Openers Mr. Chris and the Instant Animals are a young Portland band that serves as the musical vehicle for former Modern Syndrome/Turn Down Day frontman Chris DiRocco’s muse. The music was similar to DiRocco’s other groups’, but Mr. Chris showed improved versatility by introducing tape loops and a spacier groove into his mopey, lo-fi riffing.
Quilt, a trio comprised of players from Boston, New York and New Jersey, played next and fit in nicely with their chanted group vocals and guitar-driven melody lines. The looping and winding rhythms that dominated their sound bordered on drone at times, but managed to keep the audience captivated.
Following Quilt, their soon-to-be tour mates Mmoss took the stage. Their set had a classic-rock vibe, with ’70s pop structures and singing duties shared among all four members. The shrieking organ and prog-rock flute played by Rachel Neveu were especially interesting elements of their sound, but hardly the only ones. Guitarist Doug Tuttle announced a new song and revealed a reverb-drenched psych side complete with a punk breakdown and Tame Impala–gone-wild guitar solo that gave me a whole new appreciation for this Dover-based foursome.
Portland’s Foam Castles were up next. The first tune, “Horticulture Friends” (from their recently released EP Come Over to My House), felt like the theme song to some generation-defining summer movie. The band’s rock hooks (courtesy of singer/guitarist Tyler Jackson) and hyper-pop energy (via drummer D.J. Moore and bassist Mandy Wheeler) never seemed forced. Foam Castles’ sound is thick and complex, not unlike that of groups like Cut Copy and Panda Bear. During the jams, it was often difficult to tell where one instrument left off and another began in the gorgeous mix of two guitars, keyboard, bass and drums.
28 Degrees Taurus teased us with some bass/drum jams before guitarist and sequencer Jinsen Liu entered and the audience realized there was an actual performance going on. If their set had a theme, it was indiscernible. Chiming guitar and swallowed-up bass etched out a melodic no-wave sound, coupled with mumbled/incoherent vocals by Liu and bassist Karina Dacosta. A recording of submarine sonar echoed the murky underwater atmospherics that separated the band’s instruments from our ears. Somewhere in those lines of cable and effect pedals and amps and microphones, they lost me.

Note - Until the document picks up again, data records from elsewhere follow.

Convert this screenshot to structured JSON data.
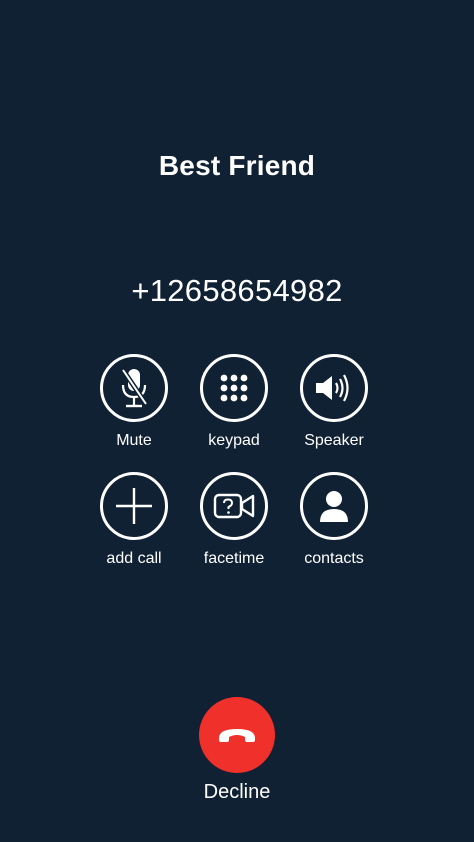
{
  "caller": {
    "name": "Best Friend",
    "number": "+12658654982"
  },
  "controls": [
    {
      "label": "Mute",
      "icon": "microphone-muted-icon"
    },
    {
      "label": "keypad",
      "icon": "keypad-icon"
    },
    {
      "label": "Speaker",
      "icon": "speaker-icon"
    },
    {
      "label": "add call",
      "icon": "plus-icon"
    },
    {
      "label": "facetime",
      "icon": "video-camera-icon"
    },
    {
      "label": "contacts",
      "icon": "contact-icon"
    }
  ],
  "decline": {
    "label": "Decline",
    "icon": "hang-up-phone-icon"
  },
  "colors": {
    "background": "#0f2133",
    "decline": "#f0302a",
    "foreground": "#ffffff"
  }
}
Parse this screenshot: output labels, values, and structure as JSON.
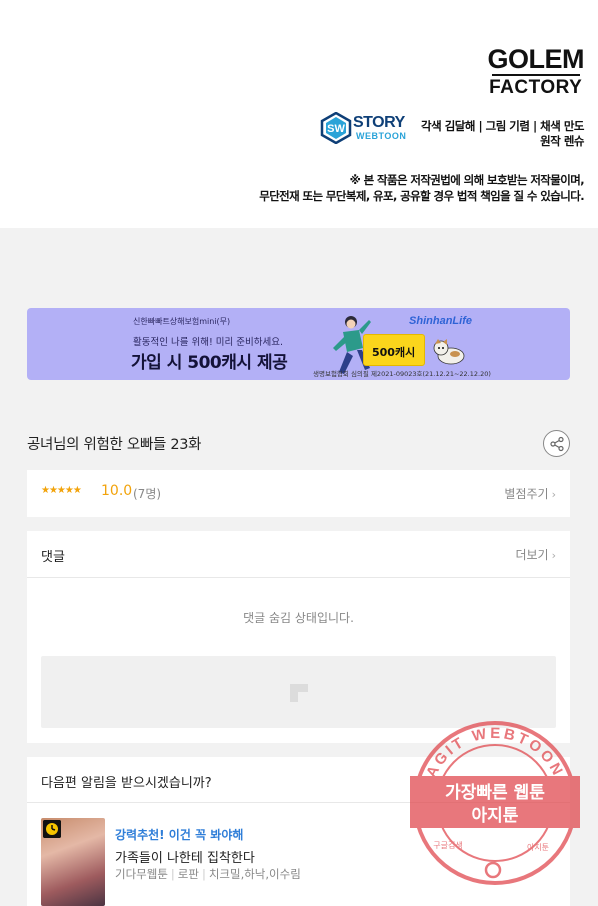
{
  "credits": {
    "studio_logo_line1": "GOLEM",
    "studio_logo_line2": "FACTORY",
    "publisher_logo_line1": "STORY",
    "publisher_logo_line2": "WEBTOON",
    "publisher_logo_badge": "SW",
    "staff_line1": "각색 김달해 | 그림 기렴 | 채색 만도",
    "staff_line2": "원작 렌슈",
    "notice_line1": "※ 본 작품은 저작권법에 의해 보호받는 저작물이며,",
    "notice_line2": "무단전재 또는 무단복제, 유포, 공유할 경우 법적 책임을 질 수 있습니다."
  },
  "ad": {
    "small_text": "신한빠빠트상해보험mini(무)",
    "sub_text": "활동적인 나를 위해! 미리 준비하세요.",
    "main_text": "가입 시 500캐시 제공",
    "brand": "ShinhanLife",
    "cash_badge": "500캐시",
    "fine_print": "생명보험협회 심의필 제2021-09023호(21.12.21~22.12.20)",
    "bg_color": "#b3b0f6"
  },
  "episode": {
    "title": "공녀님의 위험한 오빠들 23화",
    "share_icon": "share-icon"
  },
  "rating": {
    "stars": "★★★★★",
    "score": "10.0",
    "count": "(7명)",
    "rate_link": "별점주기",
    "star_color": "#f2a30b"
  },
  "comments": {
    "header": "댓글",
    "more_link": "더보기",
    "hidden_message": "댓글 숨김 상태입니다."
  },
  "next_episode": {
    "question": "다음편 알림을 받으시겠습니까?",
    "rec_label": "강력추천! 이건 꼭 봐야해",
    "rec_title": "가족들이 나한테 집착한다",
    "rec_platform": "기다무웹툰",
    "rec_genre": "로판",
    "rec_authors": "치크밀,하낙,이수림",
    "accent_color": "#2f7ed8"
  },
  "watermark": {
    "ring_text": "AGIT WEBTOON",
    "line1": "가장빠른 웹툰",
    "line2": "아지툰",
    "bottom_left": "구글검색",
    "bottom_right": "아지툰",
    "color": "#e0444a"
  }
}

Local headliners Metal Feathers appropriately kicked off their set with “Fuzzy,” the first track on their new album, Contrast Eats The Slimey Green. Among other selections from their sophomore release, the crashing “NLTL” sounded great; “City Hall” was even faster and more furious; and the intro to “Hideous Eclipse” is a clarion call to the righteous beast of a song that follows. In addition to a couple tunes from their first album (most notably, “Roll of the Dice”), MF unleashed some mind-fucking new songs. Their third album is supposedly in the works. Sweet Jesus, I can’t wait.
— Anders J. Nielsen